If you use Android, you might have come across a Progressive Web App or two in your Chrome journeys. Progressive Web Apps (not to be confused with Android’s native “Instant Apps”) use relatively fresh new web technologies to make websites work better offline or with intermittent connections, and often mimic native features like push notifications. For instance, Twitter and Flipboard both have PWAs that you can put on your Android home screen, and which behave like lightweight apps without the installation hassle.
Well, Microsoft wants to get into the action . It’s bringing Progressive Web Apps (not to be confused with Universal Windows Platform apps, many of which are glorified websites) to Windows 10 with a new version of Edge that supports the necessary web technologies. Microsoft will also start adding high quality PWAs to the Microsoft Store, and developers can also submit their PWA for consideration.
Unlike Electron apps, such as Microsoft’s own Visual Studio Code, PWAs can’t include native OS-dependent code. They’re still just websites, just with better caching, notifications, and background functionality. However, a lot of Electron apps are simply a website wrapped in an OS-native launcher, and it’s possible that many of these could switch over to PWAs in the future.
Progressive Web Apps work now on recent Windows Insider Program builds of Windows 10, and they should ship as a default to everyone “later this year.”

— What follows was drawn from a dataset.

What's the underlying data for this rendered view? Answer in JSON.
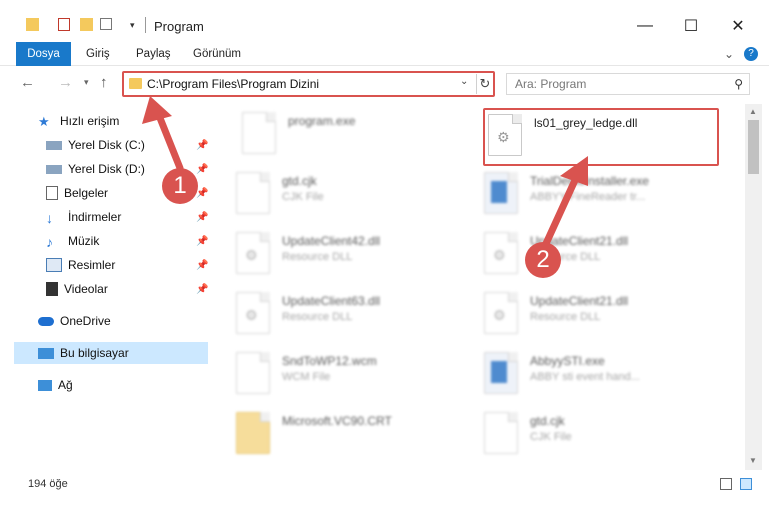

If you don’t want to go all Windows Insidery, you can already get most of these perks from desktop Chrome already, and Apple’s WebKit engine which powers Safari is in the process of adding the necessary tech to support PWAs as well.